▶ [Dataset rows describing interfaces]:
=== Begin Enclosure ===

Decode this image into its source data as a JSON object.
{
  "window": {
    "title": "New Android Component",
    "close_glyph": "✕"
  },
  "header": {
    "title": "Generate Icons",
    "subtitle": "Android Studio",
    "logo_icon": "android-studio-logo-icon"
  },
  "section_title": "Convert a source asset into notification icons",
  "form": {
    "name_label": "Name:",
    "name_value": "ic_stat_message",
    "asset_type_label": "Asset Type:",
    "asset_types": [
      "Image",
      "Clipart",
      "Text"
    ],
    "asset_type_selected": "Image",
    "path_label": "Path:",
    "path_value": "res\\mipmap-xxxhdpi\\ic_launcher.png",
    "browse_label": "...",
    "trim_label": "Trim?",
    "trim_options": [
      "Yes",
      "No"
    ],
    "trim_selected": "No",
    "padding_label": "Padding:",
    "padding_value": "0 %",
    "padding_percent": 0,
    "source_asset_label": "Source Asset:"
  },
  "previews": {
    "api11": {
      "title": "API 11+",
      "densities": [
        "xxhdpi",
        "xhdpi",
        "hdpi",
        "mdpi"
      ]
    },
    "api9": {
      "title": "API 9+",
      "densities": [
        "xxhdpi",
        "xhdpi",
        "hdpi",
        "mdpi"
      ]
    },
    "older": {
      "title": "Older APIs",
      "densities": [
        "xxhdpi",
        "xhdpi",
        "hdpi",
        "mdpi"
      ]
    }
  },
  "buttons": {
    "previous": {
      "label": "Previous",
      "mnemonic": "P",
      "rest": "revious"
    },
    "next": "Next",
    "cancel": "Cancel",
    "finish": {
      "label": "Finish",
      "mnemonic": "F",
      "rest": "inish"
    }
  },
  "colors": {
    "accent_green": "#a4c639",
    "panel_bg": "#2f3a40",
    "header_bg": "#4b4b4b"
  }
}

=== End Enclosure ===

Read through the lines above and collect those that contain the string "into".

Decode this image into its source data as a JSON object.
  "section_title": "Convert a source asset into notification icons",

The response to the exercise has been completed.